I now plan my week better and leave more room open in the calendar for unplanned issues and have definitely learn to prioritize, accept the good enough, and strentch some things forward in time rather than stretching my day to fit everything.

I can relate well with the transition from a "doar" to a manager.
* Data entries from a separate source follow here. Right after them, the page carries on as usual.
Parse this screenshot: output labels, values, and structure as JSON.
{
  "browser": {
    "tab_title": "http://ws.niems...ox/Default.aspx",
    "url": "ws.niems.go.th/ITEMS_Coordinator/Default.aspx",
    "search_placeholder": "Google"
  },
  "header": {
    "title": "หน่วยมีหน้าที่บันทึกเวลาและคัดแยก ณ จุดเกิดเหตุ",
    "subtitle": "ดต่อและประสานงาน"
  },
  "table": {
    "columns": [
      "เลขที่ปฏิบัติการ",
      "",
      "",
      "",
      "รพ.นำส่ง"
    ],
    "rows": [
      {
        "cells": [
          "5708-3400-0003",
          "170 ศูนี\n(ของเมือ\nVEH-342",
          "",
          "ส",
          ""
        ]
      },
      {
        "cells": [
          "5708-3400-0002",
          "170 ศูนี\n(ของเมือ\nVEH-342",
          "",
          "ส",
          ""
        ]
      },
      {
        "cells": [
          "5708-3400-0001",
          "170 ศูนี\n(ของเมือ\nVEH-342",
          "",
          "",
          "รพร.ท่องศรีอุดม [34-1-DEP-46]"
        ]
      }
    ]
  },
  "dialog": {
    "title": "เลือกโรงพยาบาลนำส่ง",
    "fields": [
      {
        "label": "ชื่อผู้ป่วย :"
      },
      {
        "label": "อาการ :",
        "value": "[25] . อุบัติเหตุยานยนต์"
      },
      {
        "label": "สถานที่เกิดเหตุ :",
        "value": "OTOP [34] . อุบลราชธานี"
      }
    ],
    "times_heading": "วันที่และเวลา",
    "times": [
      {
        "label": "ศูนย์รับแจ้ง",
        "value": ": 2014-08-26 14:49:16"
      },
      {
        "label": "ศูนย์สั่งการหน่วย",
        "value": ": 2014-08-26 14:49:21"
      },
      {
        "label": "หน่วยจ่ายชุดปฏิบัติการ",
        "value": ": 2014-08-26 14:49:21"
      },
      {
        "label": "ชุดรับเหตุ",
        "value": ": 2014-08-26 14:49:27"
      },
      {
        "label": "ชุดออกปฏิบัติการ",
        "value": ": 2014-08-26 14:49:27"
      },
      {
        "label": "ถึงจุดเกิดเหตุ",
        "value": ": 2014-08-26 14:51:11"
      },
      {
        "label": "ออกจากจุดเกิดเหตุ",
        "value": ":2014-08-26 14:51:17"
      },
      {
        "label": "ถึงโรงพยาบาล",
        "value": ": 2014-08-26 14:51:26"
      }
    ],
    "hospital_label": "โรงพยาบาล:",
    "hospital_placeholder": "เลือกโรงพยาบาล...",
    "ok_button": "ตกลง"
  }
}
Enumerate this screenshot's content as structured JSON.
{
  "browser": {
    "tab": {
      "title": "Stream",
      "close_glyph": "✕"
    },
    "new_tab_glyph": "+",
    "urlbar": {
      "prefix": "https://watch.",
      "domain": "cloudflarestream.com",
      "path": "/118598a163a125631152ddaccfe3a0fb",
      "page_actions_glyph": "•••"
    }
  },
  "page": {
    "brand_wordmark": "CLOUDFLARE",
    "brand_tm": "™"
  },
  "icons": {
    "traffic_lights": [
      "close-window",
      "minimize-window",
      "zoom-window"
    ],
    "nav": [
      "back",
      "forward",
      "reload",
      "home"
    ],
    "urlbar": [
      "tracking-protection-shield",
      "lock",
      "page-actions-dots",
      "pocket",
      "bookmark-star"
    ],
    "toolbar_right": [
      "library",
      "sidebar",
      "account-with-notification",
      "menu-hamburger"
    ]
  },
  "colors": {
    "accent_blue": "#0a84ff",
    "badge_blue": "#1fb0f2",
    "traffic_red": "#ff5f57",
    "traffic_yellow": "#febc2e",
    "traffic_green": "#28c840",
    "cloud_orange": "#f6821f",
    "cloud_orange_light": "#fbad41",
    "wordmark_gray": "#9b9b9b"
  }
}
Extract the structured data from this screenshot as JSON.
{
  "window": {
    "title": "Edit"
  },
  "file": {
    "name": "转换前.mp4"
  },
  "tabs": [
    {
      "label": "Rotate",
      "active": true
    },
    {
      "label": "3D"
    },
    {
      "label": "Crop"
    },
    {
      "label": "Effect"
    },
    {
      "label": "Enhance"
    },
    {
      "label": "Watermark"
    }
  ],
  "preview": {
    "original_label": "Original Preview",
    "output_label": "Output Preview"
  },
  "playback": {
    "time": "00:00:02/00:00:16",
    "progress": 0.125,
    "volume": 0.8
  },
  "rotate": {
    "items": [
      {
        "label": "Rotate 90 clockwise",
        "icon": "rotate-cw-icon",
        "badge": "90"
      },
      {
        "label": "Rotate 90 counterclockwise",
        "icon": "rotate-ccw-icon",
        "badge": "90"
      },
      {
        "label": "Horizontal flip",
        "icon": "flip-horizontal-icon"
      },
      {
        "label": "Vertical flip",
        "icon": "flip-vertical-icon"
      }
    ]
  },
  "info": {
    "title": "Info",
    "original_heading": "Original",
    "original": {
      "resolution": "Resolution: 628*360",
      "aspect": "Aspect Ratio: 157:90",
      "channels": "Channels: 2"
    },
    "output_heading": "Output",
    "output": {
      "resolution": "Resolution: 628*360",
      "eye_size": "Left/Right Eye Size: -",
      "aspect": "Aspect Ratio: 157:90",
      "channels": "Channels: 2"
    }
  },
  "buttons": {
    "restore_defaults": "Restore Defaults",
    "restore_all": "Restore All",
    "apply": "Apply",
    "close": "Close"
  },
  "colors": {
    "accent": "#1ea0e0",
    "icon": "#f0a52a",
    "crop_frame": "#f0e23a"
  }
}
And I have seen a lot of people failing or close to failing in doing that, specially top performers who cannot be substituted or form people working for them as quickly as new demand comes in (within a fast growing business). 

At the end of the day each one has to find his/her own balance and what works for each.  For me I needed more time to be with my kids, for exercise  and for meditation.  Normal working hours for me were just not doable.  I found my way alone, but the assurance I got from the company and from my manager that my health and the well being of my family was really, indeed more important than anything else was essential to me.

I do agree that help from the manager in planning and setting people's responsibility well and making them accountable is crucial.  The worst thing is not to demand work from a once high achiever who is failing, because the high achiever know he/she is failing and is actually demanding more from himself than anybody ever will.  Positive feedback on accomplishes being done is also very important.  Because when you are stressed out you cannot see things clearly anymore, suddenly everything even the things you maybe doing well seem to be bad.

I got a significant pay cut by the way and couldn't be happier with the money I am not receiving!